Have you ever been the subject of a gesture or a look from someone passing you (e.g. in a car) and not had time to respond before they're gone? The sense of frustration at not having the right of reply can be maddening. Well, get ready, here comes the tale; this morning my 2 year old son and I were out at the front of our house, in a quiet Close, in a little village. He was stood on the pavement excitedly watching a ride-on mower a few houses along, as boys do. Along came an SUV with a lady driving (I say lady, but am thinking of another word here). She all but came to a halt when she saw my son, and me perhaps 3 metres behind on the drive, and then drove as slow as humanly possible until they were safely past. That's great, you're thinking, how thoughtful!; and I would have thought that too, and given her a little wave in gratitude for spending those few seconds being considerate. But no. Why? Because she took advantage of those few seconds to give me a look that could have turned me to dust, never mind stone, a look of such disgust on her face, it turned a great mood into ever-worsening cycle of negative thoughts about myself.
So this is my reflection. I'm sure a lot of mothers, perhaps fathers too - I'm not sexist; would agree that their Kryptonite would be a critique of their mothering skills. This 'lady' clearly thought I should have closed that 3 metre gap and grabbed my son like a demented harridan at first sight of her vehicle. Although my over active imagination would happily encourage that sort of behaviour, rationally I do prefer an exposure-to-some-risk childhood in order to facilitate learning and good decision-making.

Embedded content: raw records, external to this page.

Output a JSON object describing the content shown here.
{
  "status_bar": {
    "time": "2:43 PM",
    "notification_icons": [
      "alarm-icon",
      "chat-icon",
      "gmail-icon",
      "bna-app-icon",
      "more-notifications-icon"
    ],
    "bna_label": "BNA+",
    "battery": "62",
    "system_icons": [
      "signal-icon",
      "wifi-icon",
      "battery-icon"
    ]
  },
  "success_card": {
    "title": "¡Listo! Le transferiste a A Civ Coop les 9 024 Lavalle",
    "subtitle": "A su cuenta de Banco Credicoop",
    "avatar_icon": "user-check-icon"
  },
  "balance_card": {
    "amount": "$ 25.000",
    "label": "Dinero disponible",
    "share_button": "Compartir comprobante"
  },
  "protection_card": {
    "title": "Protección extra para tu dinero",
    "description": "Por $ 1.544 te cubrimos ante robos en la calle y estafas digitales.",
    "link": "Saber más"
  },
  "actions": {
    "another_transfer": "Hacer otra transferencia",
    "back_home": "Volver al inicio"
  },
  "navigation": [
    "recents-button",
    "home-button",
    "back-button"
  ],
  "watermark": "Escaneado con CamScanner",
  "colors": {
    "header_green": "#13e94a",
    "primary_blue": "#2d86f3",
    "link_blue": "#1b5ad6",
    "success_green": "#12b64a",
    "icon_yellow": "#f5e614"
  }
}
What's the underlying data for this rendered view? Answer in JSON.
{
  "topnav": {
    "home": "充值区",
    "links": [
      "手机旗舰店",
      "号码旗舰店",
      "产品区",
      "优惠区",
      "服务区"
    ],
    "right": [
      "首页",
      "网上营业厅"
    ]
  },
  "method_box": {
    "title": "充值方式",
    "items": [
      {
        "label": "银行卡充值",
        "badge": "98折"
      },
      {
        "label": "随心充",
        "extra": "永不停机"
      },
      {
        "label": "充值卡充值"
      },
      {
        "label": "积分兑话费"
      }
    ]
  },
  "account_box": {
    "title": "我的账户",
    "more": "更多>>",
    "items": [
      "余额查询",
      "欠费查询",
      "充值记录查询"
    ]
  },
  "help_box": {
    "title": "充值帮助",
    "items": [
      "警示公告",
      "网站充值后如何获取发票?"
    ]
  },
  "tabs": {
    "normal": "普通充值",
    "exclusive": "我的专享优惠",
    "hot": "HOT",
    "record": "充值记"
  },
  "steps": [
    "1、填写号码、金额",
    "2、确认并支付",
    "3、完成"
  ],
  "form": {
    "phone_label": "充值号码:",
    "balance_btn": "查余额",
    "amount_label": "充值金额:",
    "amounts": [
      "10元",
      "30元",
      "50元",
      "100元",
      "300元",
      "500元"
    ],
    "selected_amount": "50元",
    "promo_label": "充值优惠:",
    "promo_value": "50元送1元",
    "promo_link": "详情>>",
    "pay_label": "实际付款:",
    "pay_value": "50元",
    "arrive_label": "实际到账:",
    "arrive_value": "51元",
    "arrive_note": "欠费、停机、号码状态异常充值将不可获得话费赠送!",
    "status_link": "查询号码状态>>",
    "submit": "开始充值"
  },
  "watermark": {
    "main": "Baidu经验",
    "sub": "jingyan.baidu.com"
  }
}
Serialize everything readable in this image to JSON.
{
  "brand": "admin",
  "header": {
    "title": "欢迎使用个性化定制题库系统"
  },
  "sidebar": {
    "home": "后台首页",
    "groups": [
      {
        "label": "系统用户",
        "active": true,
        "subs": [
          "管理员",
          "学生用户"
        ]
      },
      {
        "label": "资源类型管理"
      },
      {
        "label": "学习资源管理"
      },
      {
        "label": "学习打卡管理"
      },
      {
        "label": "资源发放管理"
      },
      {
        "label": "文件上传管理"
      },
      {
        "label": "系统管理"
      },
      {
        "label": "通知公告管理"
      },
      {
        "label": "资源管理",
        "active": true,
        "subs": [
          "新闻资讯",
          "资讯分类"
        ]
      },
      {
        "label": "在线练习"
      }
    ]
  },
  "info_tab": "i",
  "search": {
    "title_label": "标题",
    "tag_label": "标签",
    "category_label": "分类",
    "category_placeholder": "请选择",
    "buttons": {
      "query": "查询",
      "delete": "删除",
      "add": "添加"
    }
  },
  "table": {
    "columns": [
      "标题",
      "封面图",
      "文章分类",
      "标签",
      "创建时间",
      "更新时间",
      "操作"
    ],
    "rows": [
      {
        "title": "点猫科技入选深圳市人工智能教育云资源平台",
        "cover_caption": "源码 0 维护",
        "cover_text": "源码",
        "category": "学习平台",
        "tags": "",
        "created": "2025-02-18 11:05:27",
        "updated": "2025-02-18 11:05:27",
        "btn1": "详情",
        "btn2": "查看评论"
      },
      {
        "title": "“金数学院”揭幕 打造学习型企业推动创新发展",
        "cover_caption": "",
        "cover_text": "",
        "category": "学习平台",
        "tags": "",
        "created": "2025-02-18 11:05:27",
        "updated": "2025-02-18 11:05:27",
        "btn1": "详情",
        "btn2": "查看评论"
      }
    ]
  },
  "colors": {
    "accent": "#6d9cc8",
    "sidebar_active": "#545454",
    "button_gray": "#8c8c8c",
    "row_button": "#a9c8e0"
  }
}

I was speaking to my child throughout our time at the front of the house and do think that I was right to offer him a level of trust whilst repeating warnings about the road and the passing SUV as I observed protectively, praising him throughout. He was merely watching what was going on, not running about absent mindedly. So do you:
a) Obsess about the ifs, buts and maybes and think you must be the worst mother in the world.
b) Think perhaps she was right? But then no, I'm happy with my parental decision-making.
c) Shrug it off and forget all about it
d) Not even notice in the first place
My aim is to be a c) but I am mostly/automatically an a). It is my personality/ thinking style and I accept it, whilst having an awareness of the need to keep it under control. My son and I retreated back into the house as I paced the kitchen letting my thoughts run away with me, "I'm stupid/why didn't I get hold of him/ there must be something wrong with me!" and I felt my breathing quicken as my anxieties were rising. Thankfully now, I can recognise that I am starting to do that and interrupt the cycle. I made myself a drink, thought 'I can blog this - this is useful' and mentally composed my rational side to enable the shrugging.
Excessive anxieties are a symptom of mental illness (link to symptoms and information from the National Institute of Mental Health) and my current status is that I do not have excessive anxieties, however can worryingly easily slip into that state of mind dependent on other extraneous variables at any given time. What I can do, in a good state of mental health, is recognise that it is irrational to extrapolate that you are the worst mother in the world from the look on someone's face!
These are my alternative explanations:
a) The driver is genetically challenged so she can't help the way her face looks
b) She has her own problems causing her to scowl at everyone she sees
c) She was just jealous because my son is more handsome than hers
d) She needed a wee
e) She wasn't thinking anything of the sort
f) She was thinking 'bad mother!' but SO WHAT! I know I am the BEST mother in the world for MY CHILDREN! The worst mothers in the world are in prison, not playing out with their sons.
If you recognise any patterns of irrational thinking in yourself, it is definitely worth a visit to your gp to ask for a referral for talking therapy. You do not have to live with the distress.
Now onto the lighter side of my life and hence the whole reason I do it, my card therapy! This week I have created a card for the Wow! Embossing Powder June Blog Challenge - Nature. It is my first attempt at a blog challenge and it was interesting to see what I could create from a theme. I love +WOW! Embossing Powders so have plenty and it is very easy to use and produce beautiful results. Apologies for the terrible photo - need a better camera!
I have used a Kanban crafts tree stamp with various colours of +WOW! Embossing Powders including Pastel Pink (blossoms) , Earthtone Nutmeg (autumn), Opaque Bright White Superfine (winter), Green Glitz Embossing Glitter (summer), and put a little Clear Sparkle Embossing Glitter on the butterflies on the backing paper (Craftwork Cards - also the big pink flowers - diy curling). I have also used Papermania Copper Embossing powder for the tree trunks and some Ranger Superfine Gold mixed in with the Earthtone Nutmeg and Copper for the autumn tree. The butterfly is from Anna Marie Designs as wooden blank and I have used IndigoBlu's Yorkshire Dales Mega Flakes and a bit of quilling to decorate it. Also used +Spellbinders Paper Arts of course, large circles dies, ribbon tag die and the branch is from the Cherry Blossom dies.
Would love you to leave a comment if you stop by,
It's nearly the weekend!